When I used to speak about the cost of inaction, or complicity in oppression, I would say our humanity was at risk. But as I have traveled this path of struggle with so many of its young leaders, I have become increasingly aware that it is not our humanity at risk, it is our divinity—the recognition of the Imago Dei in each of us. Moral injury is damage to our very souls, and the image of God dwells in each of our souls and binds us together.
I learned to think about “God with us” in seminary. But God is not just with us, He is within us. Thinking about how we struggle together in the spirit of truth and of love, I don’t have solutions for our moral injuries, but I think we can learn to embrace them. We can take comfort in each other as God with us and be unresolved, be angry, and be hope. Which means, we can be grounded in the Psalm 23 passage that reads, “Yea, though I walk through the valley of the shadow of death, I will fear no evil for thou art with me.”
If together we learn to lean into the discomforts of moral injury, to lean into the gaping hole made wide by poverty and racism in this country, we can recognize that God is not present outside of our trauma, but in the midst of it.
It’s common for we church folk to think of ourselves as bringing people to God, and of ministers as representing God.
But most of the time we’re encountering God as He is working elsewhere, so I’ve been intentional about looking for Him wherever I go, and I found God in Ferguson.

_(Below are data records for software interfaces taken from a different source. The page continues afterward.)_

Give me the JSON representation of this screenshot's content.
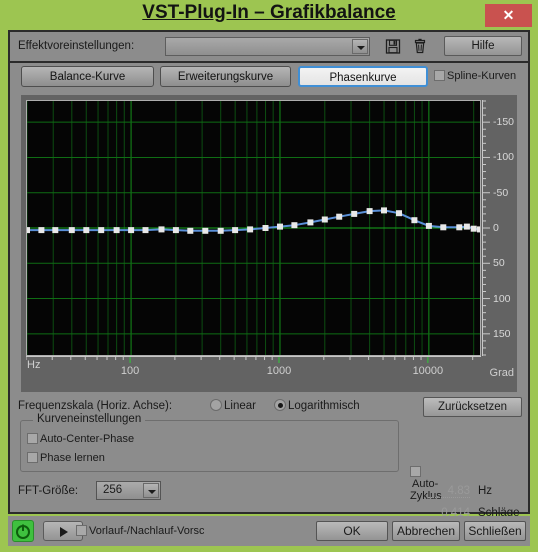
{
  "window": {
    "title": "VST-Plug-In – Grafikbalance",
    "close_label": "✕",
    "titlebar_color": "#9dc551",
    "close_color": "#c9524f"
  },
  "preset_bar": {
    "label": "Effektvoreinstellungen:",
    "combo_value": "",
    "save_icon": "floppy-disk-icon",
    "delete_icon": "trash-icon",
    "help_label": "Hilfe"
  },
  "tabs": [
    {
      "label": "Balance-Kurve",
      "active": false
    },
    {
      "label": "Erweiterungskurve",
      "active": false
    },
    {
      "label": "Phasenkurve",
      "active": true
    }
  ],
  "spline": {
    "label": "Spline-Kurven",
    "checked": false
  },
  "chart_data": {
    "type": "line",
    "title": "Phasenkurve",
    "xlabel": "Hz",
    "ylabel": "Grad",
    "xscale": "log",
    "xlim": [
      20,
      22050
    ],
    "ylim": [
      -180,
      180
    ],
    "y_inverted": true,
    "grid": true,
    "legend": "none",
    "ytick_labels": [
      "-150",
      "-100",
      "-50",
      "0",
      "50",
      "100",
      "150"
    ],
    "ytick_values": [
      -150,
      -100,
      -50,
      0,
      50,
      100,
      150
    ],
    "xtick_labels": [
      "100",
      "1000",
      "10000"
    ],
    "xtick_values": [
      100,
      1000,
      10000
    ],
    "line_color": "#5a8fd8",
    "point_color": "#e8e8e8",
    "grid_color": "#0d5c12",
    "bg_color": "#050505",
    "series": [
      {
        "name": "Phase",
        "x": [
          20,
          25,
          31,
          40,
          50,
          63,
          80,
          100,
          125,
          160,
          200,
          250,
          315,
          400,
          500,
          630,
          800,
          1000,
          1250,
          1600,
          2000,
          2500,
          3150,
          4000,
          5000,
          6300,
          8000,
          10000,
          12500,
          16000,
          18000,
          20000,
          22050
        ],
        "y": [
          3,
          3,
          3,
          3,
          3,
          3,
          3,
          3,
          3,
          2,
          3,
          4,
          4,
          4,
          3,
          2,
          0,
          -2,
          -4,
          -8,
          -12,
          -16,
          -20,
          -24,
          -25,
          -21,
          -11,
          -3,
          -1,
          -1,
          -2,
          1,
          2
        ]
      }
    ]
  },
  "freq_scale": {
    "label": "Frequenzskala (Horiz. Achse):",
    "options": [
      {
        "label": "Linear",
        "selected": false
      },
      {
        "label": "Logarithmisch",
        "selected": true
      }
    ],
    "reset_label": "Zurücksetzen"
  },
  "curve_settings": {
    "group_title": "Kurveneinstellungen",
    "checkboxes": [
      {
        "label": "Auto-Center-Phase",
        "checked": false
      },
      {
        "label": "Phase lernen",
        "checked": false
      }
    ]
  },
  "auto_cycle": {
    "label": "Auto-Zyklus",
    "checked": false,
    "hz_value": "4.83",
    "hz_unit": "Hz",
    "beats_value": "0.414",
    "beats_unit": "Schläge"
  },
  "fft": {
    "label": "FFT-Größe:",
    "value": "256"
  },
  "footer": {
    "power_icon": "power-icon",
    "play_icon": "play-icon",
    "prefetch_label": "Vorlauf-/Nachlauf-Vorsch",
    "prefetch_checked": false,
    "ok_label": "OK",
    "cancel_label": "Abbrechen",
    "close_label": "Schließen"
  }
}
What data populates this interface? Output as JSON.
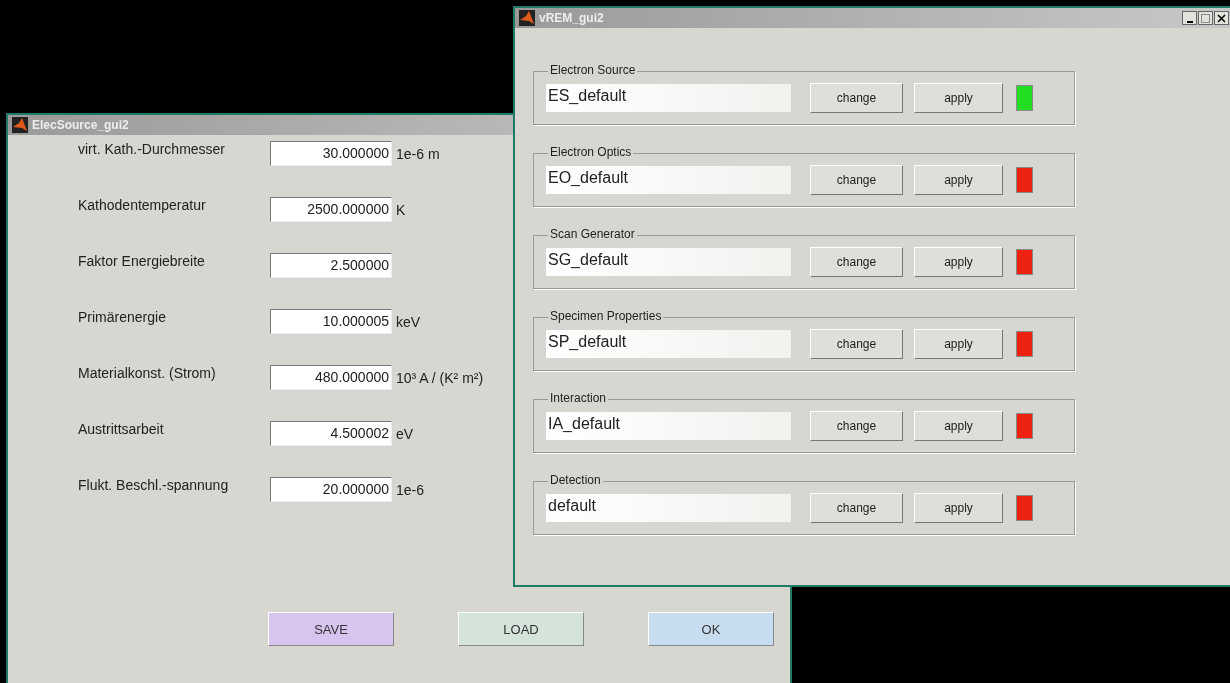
{
  "elec_window": {
    "title": "ElecSource_gui2",
    "parameters": [
      {
        "label": "virt. Kath.-Durchmesser",
        "value": "30.000000",
        "unit": "1e-6 m"
      },
      {
        "label": "Kathodentemperatur",
        "value": "2500.000000",
        "unit": "K"
      },
      {
        "label": "Faktor Energiebreite",
        "value": "2.500000"
      },
      {
        "label": "Primärenergie",
        "value": "10.000005",
        "unit": "keV"
      },
      {
        "label": "Materialkonst. (Strom)",
        "value": "480.000000",
        "unit": "10³ A / (K² m²)"
      },
      {
        "label": "Austrittsarbeit",
        "value": "4.500002",
        "unit": "eV"
      },
      {
        "label": "Flukt. Beschl.-spannung",
        "value": "20.000000",
        "unit": "1e-6"
      }
    ],
    "buttons": [
      {
        "label": "SAVE",
        "color": "#d9c4f0"
      },
      {
        "label": "LOAD",
        "color": "#d4e4da"
      },
      {
        "label": "OK",
        "color": "#c8dcf0"
      }
    ]
  },
  "vrem_window": {
    "title": "vREM_gui2",
    "modules": [
      {
        "title": "Electron Source",
        "value": "ES_default",
        "change": "change",
        "apply": "apply",
        "color": "#22dd22"
      },
      {
        "title": "Electron Optics",
        "value": "EO_default",
        "change": "change",
        "apply": "apply",
        "color": "#ee2211"
      },
      {
        "title": "Scan Generator",
        "value": "SG_default",
        "change": "change",
        "apply": "apply",
        "color": "#ee2211"
      },
      {
        "title": "Specimen Properties",
        "value": "SP_default",
        "change": "change",
        "apply": "apply",
        "color": "#ee2211"
      },
      {
        "title": "Interaction",
        "value": "IA_default",
        "change": "change",
        "apply": "apply",
        "color": "#ee2211"
      },
      {
        "title": "Detection",
        "value": "default",
        "change": "change",
        "apply": "apply",
        "color": "#ee2211"
      }
    ]
  }
}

I’m always amused when people ask me, “Where is the church? Why isn’t the church here?” I believe that the church emerges rather than being transported to places where it’s needed. One of the most healing illustrations of that presence of God comes from a woman called Momma Cat. I share her story with her permission. Momma Cat served in the armed forces, and she and her husband have been a constant presence in Ferguson since the day Michael Brown was killed. One day, in the height of the confrontations between protestors and law enforcement, Momma Cat and her husband showed up at the police station with their truck loaded with long, church-like tables. They took the tables out in the parking lot across from the station, set them with a banquet of food Momma Cat had prepared and served anyone who wanted to eat. The protestors ate; the policemen did not, but they could have. I witnessed healing in that moment because the humanity and divinity of those who had been marginalized was being recognized. It was a way of saying: “You matter.”
I don’t think anything helps people heal more than knowing they are being seen and heard. It’s just that basic. I learned about this from the people in Ferguson. It's experiential learning, and it's proved invaluable to me. It affirmed what I learned in seminary and continue to learn today.
Let us keep looking for God in others. Let us take to the streets where the young people who have left our churches are. We must not become those who we may one day detest because we took comfort in safety and ignorance, and failed to understand that we all live in the valley of the shadow of death. The only way to walk through the valley is to look for God while we are there.
Let us invoke an intentional counter-narrative. Let us seek out people who offer a contradiction to the traumatizing images that are so easy to consume on the news and social media. Let us remain open to encountering God everywhere we go so we no longer fear evil.
This essay was adapted from a presentation delivered at The Summit in June 2015. Published with permission from Sojourners.
Rev. Traci Blackmon is the Executive Minister of Justice & Local Church Ministries for The United Church of Christ and Senior Pastor of Christ The King United Church of Christ in Florissant, Missouri.